An omnibus anti-abortion bill containing a slew of anti-abortion rights measures, including a highly controversial “fetal pain” provision, has been placed on tomorrow’s special order calendar – which means the House may be placing a final vote on the bill by the end of the week.
The bill has been described by critics as a “clean-up bill” written to include several anti-abortion measures that did not pass last year and as an “omnibus anti-choice bill” that would crack down on legal abortions in the state. The bill, which is sponsored by state Rep. Rachel Burgin, R-Riverview, would make it difficult for providers to perform the legal service.
Provisions in the bill placing onerous restrictions on abortion providers have been denounced by groups such as Planned Parenthood, which claims that the bill would make it nearly impossible for the chain of women’s health clinics to open any new clinics in the state.
Women’s health advocates have criticized the bill for its failure to include protections for the mental and physical health of women who are pregnant – as of last week, the bill also includes a provision that would outlaw abortions after 20 weeks.
The measure is similar to a handful of bills seen last year in legislatures across the country. These so-called “fetal pain” bills have been found to be “neither scientifically nor constitutionally sound” by researchers and operate under the premise that a fetus can feel pain as early as 20 weeks, outlawing abortions once a fetus is presumed to feel pain.

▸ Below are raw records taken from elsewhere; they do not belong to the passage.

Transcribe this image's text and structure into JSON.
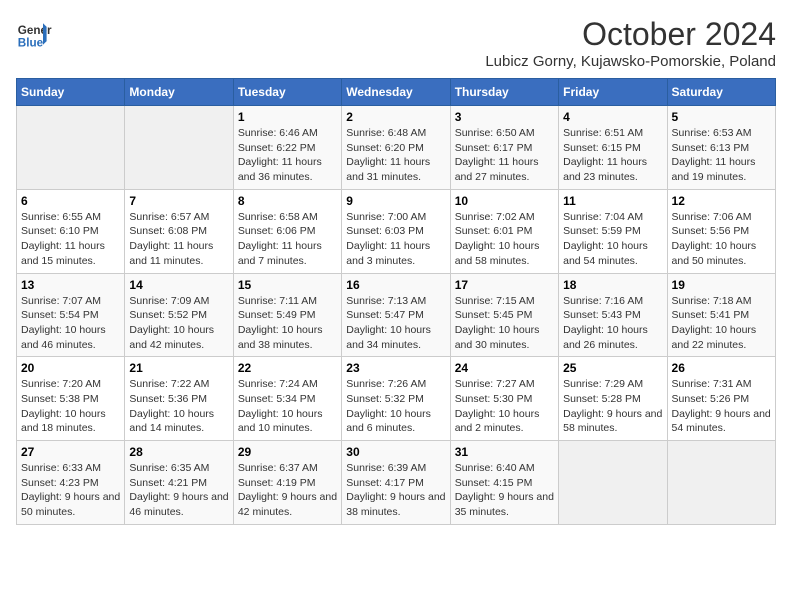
{
  "header": {
    "logo_line1": "General",
    "logo_line2": "Blue",
    "title": "October 2024",
    "subtitle": "Lubicz Gorny, Kujawsko-Pomorskie, Poland"
  },
  "days_of_week": [
    "Sunday",
    "Monday",
    "Tuesday",
    "Wednesday",
    "Thursday",
    "Friday",
    "Saturday"
  ],
  "weeks": [
    [
      {
        "day": "",
        "info": ""
      },
      {
        "day": "",
        "info": ""
      },
      {
        "day": "1",
        "info": "Sunrise: 6:46 AM\nSunset: 6:22 PM\nDaylight: 11 hours and 36 minutes."
      },
      {
        "day": "2",
        "info": "Sunrise: 6:48 AM\nSunset: 6:20 PM\nDaylight: 11 hours and 31 minutes."
      },
      {
        "day": "3",
        "info": "Sunrise: 6:50 AM\nSunset: 6:17 PM\nDaylight: 11 hours and 27 minutes."
      },
      {
        "day": "4",
        "info": "Sunrise: 6:51 AM\nSunset: 6:15 PM\nDaylight: 11 hours and 23 minutes."
      },
      {
        "day": "5",
        "info": "Sunrise: 6:53 AM\nSunset: 6:13 PM\nDaylight: 11 hours and 19 minutes."
      }
    ],
    [
      {
        "day": "6",
        "info": "Sunrise: 6:55 AM\nSunset: 6:10 PM\nDaylight: 11 hours and 15 minutes."
      },
      {
        "day": "7",
        "info": "Sunrise: 6:57 AM\nSunset: 6:08 PM\nDaylight: 11 hours and 11 minutes."
      },
      {
        "day": "8",
        "info": "Sunrise: 6:58 AM\nSunset: 6:06 PM\nDaylight: 11 hours and 7 minutes."
      },
      {
        "day": "9",
        "info": "Sunrise: 7:00 AM\nSunset: 6:03 PM\nDaylight: 11 hours and 3 minutes."
      },
      {
        "day": "10",
        "info": "Sunrise: 7:02 AM\nSunset: 6:01 PM\nDaylight: 10 hours and 58 minutes."
      },
      {
        "day": "11",
        "info": "Sunrise: 7:04 AM\nSunset: 5:59 PM\nDaylight: 10 hours and 54 minutes."
      },
      {
        "day": "12",
        "info": "Sunrise: 7:06 AM\nSunset: 5:56 PM\nDaylight: 10 hours and 50 minutes."
      }
    ],
    [
      {
        "day": "13",
        "info": "Sunrise: 7:07 AM\nSunset: 5:54 PM\nDaylight: 10 hours and 46 minutes."
      },
      {
        "day": "14",
        "info": "Sunrise: 7:09 AM\nSunset: 5:52 PM\nDaylight: 10 hours and 42 minutes."
      },
      {
        "day": "15",
        "info": "Sunrise: 7:11 AM\nSunset: 5:49 PM\nDaylight: 10 hours and 38 minutes."
      },
      {
        "day": "16",
        "info": "Sunrise: 7:13 AM\nSunset: 5:47 PM\nDaylight: 10 hours and 34 minutes."
      },
      {
        "day": "17",
        "info": "Sunrise: 7:15 AM\nSunset: 5:45 PM\nDaylight: 10 hours and 30 minutes."
      },
      {
        "day": "18",
        "info": "Sunrise: 7:16 AM\nSunset: 5:43 PM\nDaylight: 10 hours and 26 minutes."
      },
      {
        "day": "19",
        "info": "Sunrise: 7:18 AM\nSunset: 5:41 PM\nDaylight: 10 hours and 22 minutes."
      }
    ],
    [
      {
        "day": "20",
        "info": "Sunrise: 7:20 AM\nSunset: 5:38 PM\nDaylight: 10 hours and 18 minutes."
      },
      {
        "day": "21",
        "info": "Sunrise: 7:22 AM\nSunset: 5:36 PM\nDaylight: 10 hours and 14 minutes."
      },
      {
        "day": "22",
        "info": "Sunrise: 7:24 AM\nSunset: 5:34 PM\nDaylight: 10 hours and 10 minutes."
      },
      {
        "day": "23",
        "info": "Sunrise: 7:26 AM\nSunset: 5:32 PM\nDaylight: 10 hours and 6 minutes."
      },
      {
        "day": "24",
        "info": "Sunrise: 7:27 AM\nSunset: 5:30 PM\nDaylight: 10 hours and 2 minutes."
      },
      {
        "day": "25",
        "info": "Sunrise: 7:29 AM\nSunset: 5:28 PM\nDaylight: 9 hours and 58 minutes."
      },
      {
        "day": "26",
        "info": "Sunrise: 7:31 AM\nSunset: 5:26 PM\nDaylight: 9 hours and 54 minutes."
      }
    ],
    [
      {
        "day": "27",
        "info": "Sunrise: 6:33 AM\nSunset: 4:23 PM\nDaylight: 9 hours and 50 minutes."
      },
      {
        "day": "28",
        "info": "Sunrise: 6:35 AM\nSunset: 4:21 PM\nDaylight: 9 hours and 46 minutes."
      },
      {
        "day": "29",
        "info": "Sunrise: 6:37 AM\nSunset: 4:19 PM\nDaylight: 9 hours and 42 minutes."
      },
      {
        "day": "30",
        "info": "Sunrise: 6:39 AM\nSunset: 4:17 PM\nDaylight: 9 hours and 38 minutes."
      },
      {
        "day": "31",
        "info": "Sunrise: 6:40 AM\nSunset: 4:15 PM\nDaylight: 9 hours and 35 minutes."
      },
      {
        "day": "",
        "info": ""
      },
      {
        "day": "",
        "info": ""
      }
    ]
  ]
}
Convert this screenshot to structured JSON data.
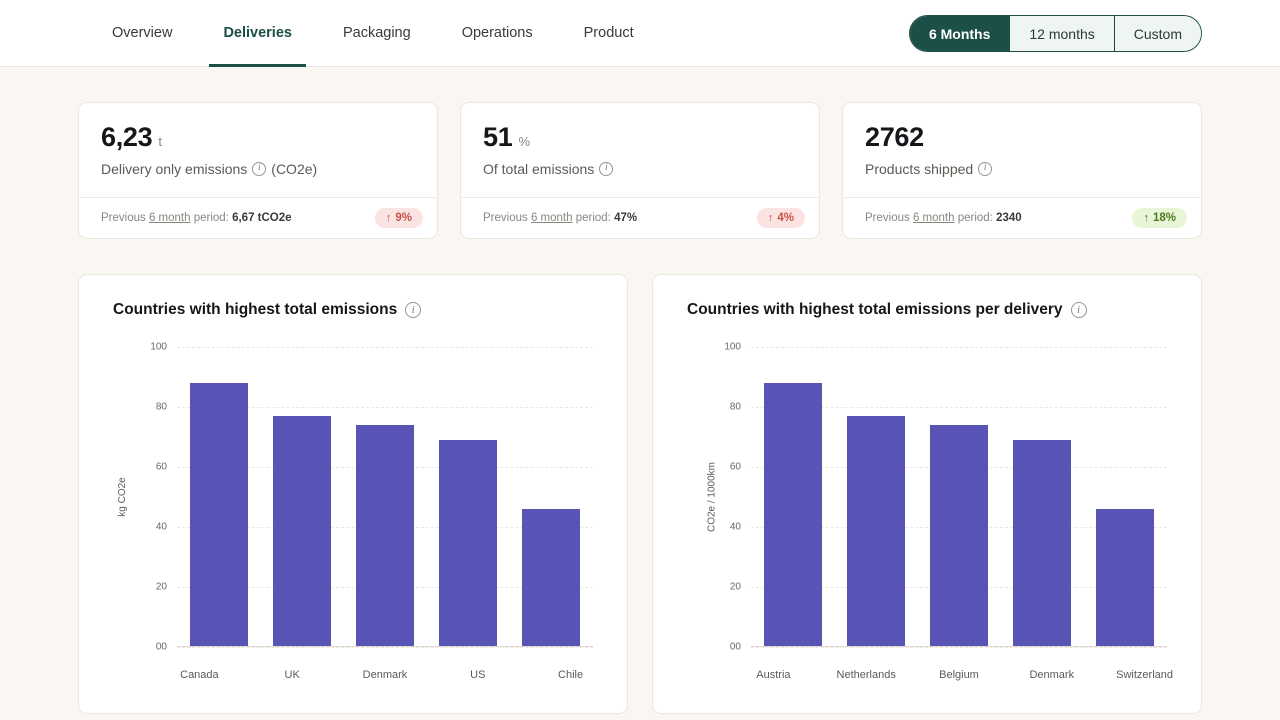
{
  "header": {
    "tabs": [
      {
        "label": "Overview",
        "active": false
      },
      {
        "label": "Deliveries",
        "active": true
      },
      {
        "label": "Packaging",
        "active": false
      },
      {
        "label": "Operations",
        "active": false
      },
      {
        "label": "Product",
        "active": false
      }
    ],
    "period_selector": {
      "options": [
        "6 Months",
        "12 months",
        "Custom"
      ],
      "selected": "6 Months"
    }
  },
  "kpis": [
    {
      "value": "6,23",
      "unit": "t",
      "label": "Delivery only emissions",
      "label_suffix": "(CO2e)",
      "info_icon": "info-icon",
      "previous_prefix": "Previous",
      "previous_period": "6 month",
      "previous_mid": "period:",
      "previous_value": "6,67 tCO2e",
      "delta": "9%",
      "delta_arrow": "↑",
      "delta_direction": "up",
      "delta_tone": "red"
    },
    {
      "value": "51",
      "unit": "%",
      "label": "Of total emissions",
      "label_suffix": "",
      "info_icon": "info-icon",
      "previous_prefix": "Previous",
      "previous_period": "6 month",
      "previous_mid": "period:",
      "previous_value": "47%",
      "delta": "4%",
      "delta_arrow": "↑",
      "delta_direction": "up",
      "delta_tone": "red"
    },
    {
      "value": "2762",
      "unit": "",
      "label": "Products shipped",
      "label_suffix": "",
      "info_icon": "info-icon",
      "previous_prefix": "Previous",
      "previous_period": "6 month",
      "previous_mid": "period:",
      "previous_value": "2340",
      "delta": "18%",
      "delta_arrow": "↑",
      "delta_direction": "up",
      "delta_tone": "green"
    }
  ],
  "colors": {
    "bar": "#5854b6",
    "accent_green": "#1b4f47",
    "badge_red_bg": "#fbe3e2",
    "badge_red_text": "#c7524a",
    "badge_green_bg": "#e9f5d7",
    "badge_green_text": "#4f7a1f",
    "page_bg": "#faf6f1"
  },
  "chart_data": [
    {
      "type": "bar",
      "title": "Countries with highest total emissions",
      "info_icon": "info-icon",
      "categories": [
        "Canada",
        "UK",
        "Denmark",
        "US",
        "Chile"
      ],
      "values": [
        88,
        77,
        74,
        69,
        46
      ],
      "xlabel": "",
      "ylabel": "kg CO2e",
      "ylim": [
        0,
        100
      ],
      "yticks": [
        "100",
        "80",
        "60",
        "40",
        "20",
        "00"
      ],
      "ytick_values": [
        100,
        80,
        60,
        40,
        20,
        0
      ],
      "grid": true,
      "legend": "none"
    },
    {
      "type": "bar",
      "title": "Countries with highest total emissions per delivery",
      "info_icon": "info-icon",
      "categories": [
        "Austria",
        "Netherlands",
        "Belgium",
        "Denmark",
        "Switzerland"
      ],
      "values": [
        88,
        77,
        74,
        69,
        46
      ],
      "xlabel": "",
      "ylabel": "CO2e / 1000km",
      "ylim": [
        0,
        100
      ],
      "yticks": [
        "100",
        "80",
        "60",
        "40",
        "20",
        "00"
      ],
      "ytick_values": [
        100,
        80,
        60,
        40,
        20,
        0
      ],
      "grid": true,
      "legend": "none"
    }
  ]
}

Current law protects a woman’s right to have an abortion up to at least 22-24 weeks and the most recent study on this issue, published in Current Biology, found that a fetus does not feel pain until 35 to 37 weeks of gestation.
The Senate version of this bill, which does not include “fetal pain” language, passed through its first committee stop last week, and could be taken up on the Senate floor at any point before the end of session in two weeks.